The supermoon on November 14 will become full within 90 minutes of perigee, making it the largest full moon in an 86-year period and the largest of this millennium so far. When the moon, Earth, and sun all align along the same plane—a configuration known as syzygy—and the moon is on the opposite side of the Earth from the sun, we get full moons. (When the three celestial bodies align in a truly straight line, such that the Earth’s shadow falls on the moon, we get a lunar eclipse.)

2016 is a unique year as it ends with three supermoons, one in each of the last three months. You might remember the supermoon on October 16, and there will be another on December 14, but the one next week is going to be the biggest of them all.

If you want an unobstructed view of the Moon as it pops up over the horizon, your best chance is to head to an east-facing beach.

You won’t have the perspective of buildings or mountains to make the Moon appear ginormous, but you will have the added benefit of watching it as it progresses through the sky.

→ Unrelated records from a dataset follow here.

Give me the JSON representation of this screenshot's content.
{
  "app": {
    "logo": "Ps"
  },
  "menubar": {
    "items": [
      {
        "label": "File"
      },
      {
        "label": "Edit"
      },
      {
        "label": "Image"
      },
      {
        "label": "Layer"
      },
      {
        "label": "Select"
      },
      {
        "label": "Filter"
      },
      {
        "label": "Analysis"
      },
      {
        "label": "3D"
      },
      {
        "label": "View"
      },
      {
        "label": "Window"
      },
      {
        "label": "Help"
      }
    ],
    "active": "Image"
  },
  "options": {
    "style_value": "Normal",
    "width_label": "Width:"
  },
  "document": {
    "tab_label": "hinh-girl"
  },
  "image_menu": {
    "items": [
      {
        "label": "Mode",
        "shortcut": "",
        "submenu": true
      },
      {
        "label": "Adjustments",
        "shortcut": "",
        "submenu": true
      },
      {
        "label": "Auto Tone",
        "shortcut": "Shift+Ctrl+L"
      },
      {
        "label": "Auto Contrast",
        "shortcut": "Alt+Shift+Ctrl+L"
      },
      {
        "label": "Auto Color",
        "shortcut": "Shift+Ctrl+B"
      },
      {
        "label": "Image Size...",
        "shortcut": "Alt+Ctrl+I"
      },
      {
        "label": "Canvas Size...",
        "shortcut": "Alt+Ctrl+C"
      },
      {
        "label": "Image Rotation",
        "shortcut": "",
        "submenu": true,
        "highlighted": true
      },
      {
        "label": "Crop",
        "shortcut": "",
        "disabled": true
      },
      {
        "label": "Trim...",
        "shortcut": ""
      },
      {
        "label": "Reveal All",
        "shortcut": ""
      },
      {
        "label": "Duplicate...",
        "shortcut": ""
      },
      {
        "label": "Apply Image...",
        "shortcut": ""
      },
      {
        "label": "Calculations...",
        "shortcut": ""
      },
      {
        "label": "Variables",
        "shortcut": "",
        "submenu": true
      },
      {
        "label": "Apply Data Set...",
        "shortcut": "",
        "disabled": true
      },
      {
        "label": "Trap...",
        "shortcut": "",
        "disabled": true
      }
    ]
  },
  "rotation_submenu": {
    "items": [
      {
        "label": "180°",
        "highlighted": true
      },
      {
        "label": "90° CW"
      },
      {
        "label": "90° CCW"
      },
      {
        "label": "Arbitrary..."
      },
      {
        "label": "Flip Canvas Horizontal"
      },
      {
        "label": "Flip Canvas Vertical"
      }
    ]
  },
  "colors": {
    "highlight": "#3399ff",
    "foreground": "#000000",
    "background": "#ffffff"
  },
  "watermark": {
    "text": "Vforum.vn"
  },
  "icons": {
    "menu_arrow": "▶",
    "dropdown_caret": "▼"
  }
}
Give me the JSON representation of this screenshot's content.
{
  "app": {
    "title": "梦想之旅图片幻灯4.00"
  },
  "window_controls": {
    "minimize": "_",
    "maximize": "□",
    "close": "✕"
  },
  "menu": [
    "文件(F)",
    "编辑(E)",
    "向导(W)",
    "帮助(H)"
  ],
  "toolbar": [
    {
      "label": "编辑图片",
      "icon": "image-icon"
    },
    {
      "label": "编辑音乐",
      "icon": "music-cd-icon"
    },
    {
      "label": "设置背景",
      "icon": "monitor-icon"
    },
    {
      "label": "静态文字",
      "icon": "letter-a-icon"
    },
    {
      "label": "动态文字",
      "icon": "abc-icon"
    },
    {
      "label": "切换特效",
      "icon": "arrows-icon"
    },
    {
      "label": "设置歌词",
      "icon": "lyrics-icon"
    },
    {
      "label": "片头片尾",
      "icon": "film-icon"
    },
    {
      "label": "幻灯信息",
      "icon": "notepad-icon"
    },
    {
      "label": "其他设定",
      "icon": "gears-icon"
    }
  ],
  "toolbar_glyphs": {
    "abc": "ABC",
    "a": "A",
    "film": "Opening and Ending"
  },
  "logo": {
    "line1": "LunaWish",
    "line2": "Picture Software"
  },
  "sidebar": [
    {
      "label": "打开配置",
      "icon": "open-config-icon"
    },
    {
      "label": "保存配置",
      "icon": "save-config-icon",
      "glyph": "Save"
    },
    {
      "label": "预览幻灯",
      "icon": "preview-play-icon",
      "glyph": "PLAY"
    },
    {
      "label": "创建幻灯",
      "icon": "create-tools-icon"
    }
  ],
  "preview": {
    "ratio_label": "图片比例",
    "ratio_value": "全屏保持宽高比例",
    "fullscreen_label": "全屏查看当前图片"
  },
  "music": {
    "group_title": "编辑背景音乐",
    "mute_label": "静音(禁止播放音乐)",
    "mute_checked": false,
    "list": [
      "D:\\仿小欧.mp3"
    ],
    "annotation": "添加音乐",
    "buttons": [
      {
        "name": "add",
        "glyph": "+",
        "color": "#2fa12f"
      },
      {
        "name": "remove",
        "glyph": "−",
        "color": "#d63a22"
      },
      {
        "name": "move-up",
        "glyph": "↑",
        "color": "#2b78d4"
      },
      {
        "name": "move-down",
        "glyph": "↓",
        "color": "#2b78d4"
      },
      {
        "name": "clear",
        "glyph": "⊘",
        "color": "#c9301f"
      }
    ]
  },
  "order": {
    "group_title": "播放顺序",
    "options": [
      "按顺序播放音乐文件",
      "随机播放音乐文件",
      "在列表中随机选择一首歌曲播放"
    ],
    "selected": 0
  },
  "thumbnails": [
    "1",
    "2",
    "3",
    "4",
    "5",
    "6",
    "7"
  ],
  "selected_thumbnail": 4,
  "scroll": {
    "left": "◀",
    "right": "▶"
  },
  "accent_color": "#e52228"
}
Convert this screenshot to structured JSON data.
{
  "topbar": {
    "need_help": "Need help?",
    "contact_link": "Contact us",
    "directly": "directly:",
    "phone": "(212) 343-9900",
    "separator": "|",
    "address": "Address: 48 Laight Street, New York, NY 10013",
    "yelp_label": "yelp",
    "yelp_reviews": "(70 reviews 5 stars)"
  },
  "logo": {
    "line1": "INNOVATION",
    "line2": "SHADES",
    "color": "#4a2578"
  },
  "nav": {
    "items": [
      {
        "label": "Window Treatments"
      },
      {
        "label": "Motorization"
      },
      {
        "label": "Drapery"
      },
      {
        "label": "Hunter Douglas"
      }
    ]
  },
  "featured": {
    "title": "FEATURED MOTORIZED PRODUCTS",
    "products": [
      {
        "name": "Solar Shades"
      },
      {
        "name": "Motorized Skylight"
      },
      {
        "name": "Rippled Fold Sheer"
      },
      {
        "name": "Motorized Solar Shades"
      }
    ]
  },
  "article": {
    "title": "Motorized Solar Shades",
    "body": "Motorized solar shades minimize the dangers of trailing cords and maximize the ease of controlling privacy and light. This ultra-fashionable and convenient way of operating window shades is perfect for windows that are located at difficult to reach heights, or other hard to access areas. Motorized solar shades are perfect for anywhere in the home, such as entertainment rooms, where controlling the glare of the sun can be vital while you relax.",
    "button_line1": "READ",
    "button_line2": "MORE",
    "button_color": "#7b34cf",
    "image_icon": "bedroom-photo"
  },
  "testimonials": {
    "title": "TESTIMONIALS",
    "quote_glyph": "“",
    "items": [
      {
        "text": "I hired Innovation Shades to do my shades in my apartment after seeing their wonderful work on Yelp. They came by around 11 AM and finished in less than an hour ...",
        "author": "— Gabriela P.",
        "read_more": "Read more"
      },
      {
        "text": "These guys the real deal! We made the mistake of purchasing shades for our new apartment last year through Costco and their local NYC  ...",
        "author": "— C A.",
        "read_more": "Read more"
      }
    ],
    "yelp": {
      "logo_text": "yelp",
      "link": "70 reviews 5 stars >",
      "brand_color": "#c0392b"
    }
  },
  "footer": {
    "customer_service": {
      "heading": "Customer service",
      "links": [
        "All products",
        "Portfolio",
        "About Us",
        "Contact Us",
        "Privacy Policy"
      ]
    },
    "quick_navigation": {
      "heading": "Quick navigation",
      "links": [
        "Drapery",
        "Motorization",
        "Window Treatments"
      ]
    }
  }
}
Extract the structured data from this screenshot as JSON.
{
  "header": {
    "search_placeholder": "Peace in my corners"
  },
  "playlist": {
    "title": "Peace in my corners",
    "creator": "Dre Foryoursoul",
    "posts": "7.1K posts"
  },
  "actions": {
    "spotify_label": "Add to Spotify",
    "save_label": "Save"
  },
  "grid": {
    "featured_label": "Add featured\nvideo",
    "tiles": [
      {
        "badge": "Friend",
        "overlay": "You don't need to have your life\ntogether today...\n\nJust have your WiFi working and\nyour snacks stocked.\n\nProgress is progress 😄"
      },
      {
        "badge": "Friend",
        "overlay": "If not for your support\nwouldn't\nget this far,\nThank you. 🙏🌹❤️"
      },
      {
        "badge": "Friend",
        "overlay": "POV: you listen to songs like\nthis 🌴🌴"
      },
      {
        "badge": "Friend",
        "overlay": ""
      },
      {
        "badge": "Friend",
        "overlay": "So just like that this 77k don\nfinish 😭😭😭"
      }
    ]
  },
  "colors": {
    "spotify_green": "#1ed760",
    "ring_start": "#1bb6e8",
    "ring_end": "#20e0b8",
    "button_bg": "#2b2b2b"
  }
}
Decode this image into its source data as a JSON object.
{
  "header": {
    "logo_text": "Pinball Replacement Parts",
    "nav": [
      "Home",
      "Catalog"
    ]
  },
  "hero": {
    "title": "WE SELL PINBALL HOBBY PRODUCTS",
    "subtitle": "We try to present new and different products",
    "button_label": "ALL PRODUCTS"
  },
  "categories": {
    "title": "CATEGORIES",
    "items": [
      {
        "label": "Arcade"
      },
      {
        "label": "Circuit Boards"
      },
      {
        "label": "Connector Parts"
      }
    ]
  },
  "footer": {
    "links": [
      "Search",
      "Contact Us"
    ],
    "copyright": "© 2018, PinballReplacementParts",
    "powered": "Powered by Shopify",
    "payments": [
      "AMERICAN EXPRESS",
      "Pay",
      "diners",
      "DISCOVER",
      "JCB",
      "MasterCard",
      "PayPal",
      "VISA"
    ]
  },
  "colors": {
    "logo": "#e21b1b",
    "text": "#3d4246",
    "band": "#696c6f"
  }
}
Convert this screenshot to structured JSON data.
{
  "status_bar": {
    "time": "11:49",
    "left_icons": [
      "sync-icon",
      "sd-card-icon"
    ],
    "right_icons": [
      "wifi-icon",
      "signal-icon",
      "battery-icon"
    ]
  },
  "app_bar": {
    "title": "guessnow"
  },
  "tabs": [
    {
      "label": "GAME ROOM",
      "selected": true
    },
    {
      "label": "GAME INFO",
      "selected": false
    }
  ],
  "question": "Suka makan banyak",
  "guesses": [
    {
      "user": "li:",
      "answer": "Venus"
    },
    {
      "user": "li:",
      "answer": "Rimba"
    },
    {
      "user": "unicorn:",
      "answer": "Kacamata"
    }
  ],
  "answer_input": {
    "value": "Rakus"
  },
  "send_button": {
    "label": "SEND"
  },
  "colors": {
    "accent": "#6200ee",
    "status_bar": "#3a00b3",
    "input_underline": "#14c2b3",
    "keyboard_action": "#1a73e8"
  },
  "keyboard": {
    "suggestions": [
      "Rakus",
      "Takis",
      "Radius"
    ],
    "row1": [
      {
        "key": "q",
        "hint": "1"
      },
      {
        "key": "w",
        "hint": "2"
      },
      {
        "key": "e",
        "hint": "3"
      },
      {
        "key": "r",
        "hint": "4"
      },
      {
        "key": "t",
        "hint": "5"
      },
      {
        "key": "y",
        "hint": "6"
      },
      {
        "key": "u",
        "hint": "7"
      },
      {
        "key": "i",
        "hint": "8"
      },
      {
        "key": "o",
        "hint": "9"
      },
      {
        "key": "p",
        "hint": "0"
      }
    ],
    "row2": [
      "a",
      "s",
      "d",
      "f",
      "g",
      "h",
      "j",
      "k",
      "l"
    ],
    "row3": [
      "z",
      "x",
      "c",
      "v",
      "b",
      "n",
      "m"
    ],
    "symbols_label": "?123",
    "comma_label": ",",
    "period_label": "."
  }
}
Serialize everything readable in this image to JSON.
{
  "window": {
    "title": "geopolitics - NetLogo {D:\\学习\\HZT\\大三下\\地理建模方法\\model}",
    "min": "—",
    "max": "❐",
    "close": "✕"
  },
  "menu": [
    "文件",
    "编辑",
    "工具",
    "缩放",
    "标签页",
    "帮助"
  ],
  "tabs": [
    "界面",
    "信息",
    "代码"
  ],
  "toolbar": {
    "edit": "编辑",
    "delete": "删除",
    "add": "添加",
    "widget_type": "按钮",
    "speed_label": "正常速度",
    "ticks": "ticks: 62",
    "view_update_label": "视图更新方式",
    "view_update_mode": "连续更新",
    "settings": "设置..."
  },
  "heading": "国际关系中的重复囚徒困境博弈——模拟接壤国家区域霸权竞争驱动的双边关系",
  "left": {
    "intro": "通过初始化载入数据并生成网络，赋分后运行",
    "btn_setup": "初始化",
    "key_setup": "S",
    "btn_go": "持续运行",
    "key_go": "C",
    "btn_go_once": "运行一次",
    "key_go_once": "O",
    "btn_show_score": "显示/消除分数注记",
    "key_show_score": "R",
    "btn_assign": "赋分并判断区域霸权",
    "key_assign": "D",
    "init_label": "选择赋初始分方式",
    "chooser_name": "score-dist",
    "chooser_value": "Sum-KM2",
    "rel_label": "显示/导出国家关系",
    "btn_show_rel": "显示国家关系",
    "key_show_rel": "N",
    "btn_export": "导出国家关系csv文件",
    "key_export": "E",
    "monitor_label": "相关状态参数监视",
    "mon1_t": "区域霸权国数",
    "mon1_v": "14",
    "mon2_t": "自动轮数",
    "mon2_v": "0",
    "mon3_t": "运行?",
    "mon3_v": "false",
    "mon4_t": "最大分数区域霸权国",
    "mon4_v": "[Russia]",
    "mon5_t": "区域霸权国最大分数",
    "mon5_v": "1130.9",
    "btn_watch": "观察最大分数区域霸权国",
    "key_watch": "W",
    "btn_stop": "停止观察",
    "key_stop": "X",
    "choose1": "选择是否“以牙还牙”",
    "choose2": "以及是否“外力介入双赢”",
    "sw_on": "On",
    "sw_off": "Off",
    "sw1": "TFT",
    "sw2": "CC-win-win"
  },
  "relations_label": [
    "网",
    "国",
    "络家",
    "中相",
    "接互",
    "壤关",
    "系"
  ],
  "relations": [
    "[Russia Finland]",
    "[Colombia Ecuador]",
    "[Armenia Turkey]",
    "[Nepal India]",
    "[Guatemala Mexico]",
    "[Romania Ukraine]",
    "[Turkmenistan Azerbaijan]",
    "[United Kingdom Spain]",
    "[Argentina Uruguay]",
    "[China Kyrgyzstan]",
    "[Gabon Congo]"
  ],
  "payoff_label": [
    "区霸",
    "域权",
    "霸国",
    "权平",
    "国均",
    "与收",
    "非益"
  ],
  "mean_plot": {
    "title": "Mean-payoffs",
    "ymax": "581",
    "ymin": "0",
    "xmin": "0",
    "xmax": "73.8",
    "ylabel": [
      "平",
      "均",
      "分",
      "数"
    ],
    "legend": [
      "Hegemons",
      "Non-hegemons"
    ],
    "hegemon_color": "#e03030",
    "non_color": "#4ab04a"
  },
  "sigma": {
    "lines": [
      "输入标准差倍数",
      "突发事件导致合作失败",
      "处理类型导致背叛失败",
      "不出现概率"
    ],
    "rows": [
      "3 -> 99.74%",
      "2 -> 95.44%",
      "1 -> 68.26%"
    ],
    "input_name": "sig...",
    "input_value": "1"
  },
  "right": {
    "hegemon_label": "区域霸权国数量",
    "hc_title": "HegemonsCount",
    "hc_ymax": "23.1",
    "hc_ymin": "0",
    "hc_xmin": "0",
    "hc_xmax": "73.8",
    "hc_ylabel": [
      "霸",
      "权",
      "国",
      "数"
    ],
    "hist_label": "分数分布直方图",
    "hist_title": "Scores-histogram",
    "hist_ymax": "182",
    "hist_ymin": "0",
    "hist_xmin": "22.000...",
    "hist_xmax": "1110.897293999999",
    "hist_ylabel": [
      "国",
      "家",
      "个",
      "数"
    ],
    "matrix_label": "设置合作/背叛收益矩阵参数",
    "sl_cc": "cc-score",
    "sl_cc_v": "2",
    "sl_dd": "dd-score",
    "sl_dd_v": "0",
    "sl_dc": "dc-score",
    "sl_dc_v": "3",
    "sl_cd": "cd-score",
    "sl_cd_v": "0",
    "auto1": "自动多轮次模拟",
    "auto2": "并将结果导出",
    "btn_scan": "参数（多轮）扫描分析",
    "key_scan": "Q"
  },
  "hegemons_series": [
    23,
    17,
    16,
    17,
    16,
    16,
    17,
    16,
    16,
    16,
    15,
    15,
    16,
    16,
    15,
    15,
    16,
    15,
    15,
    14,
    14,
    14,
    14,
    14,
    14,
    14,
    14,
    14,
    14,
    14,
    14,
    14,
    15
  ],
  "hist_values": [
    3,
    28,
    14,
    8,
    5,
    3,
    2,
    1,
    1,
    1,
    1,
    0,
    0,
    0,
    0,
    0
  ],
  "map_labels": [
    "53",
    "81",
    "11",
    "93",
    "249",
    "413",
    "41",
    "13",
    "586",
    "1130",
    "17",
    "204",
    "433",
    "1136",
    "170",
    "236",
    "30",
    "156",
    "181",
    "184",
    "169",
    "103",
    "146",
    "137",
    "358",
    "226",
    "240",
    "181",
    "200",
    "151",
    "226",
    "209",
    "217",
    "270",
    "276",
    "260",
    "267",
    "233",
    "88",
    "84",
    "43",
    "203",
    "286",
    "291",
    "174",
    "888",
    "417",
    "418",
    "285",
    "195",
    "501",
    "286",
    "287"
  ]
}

You don’t necessarily have to be in the bright lights of a major city, but seeing the Moon rise up over all those skyscrapers will make it appear huge in the night sky.

Nothing puts the scale of the Moon into perspective like a huge mountain range.

The Moon dwarfing a famous building, statue, or bridge? Priceless.

Wherever you go, make sure you try to avoid artificial light as much as possible.

The best time to see the November 14 supermoon will be early in the morning. The moon turns completely full for just an instant, and that instant will happen at 8:52 a.m. EST on November 14. The moon sets at 6:26 a.m. EST next Monday, just before sunrise, so around 6:00 a.m. Eastern time it will hang low to the horizon, be within 3 hours of completely full and within just 1.5 hours of true perigee. It’s going to be massive.

The moon will look fantastic on the nights of both November 13 and 14, so get out there and enjoy the extra light, but the low-hanging moon early in the morning on November 14 will be the biggest moon of almost a century.

Give it a share: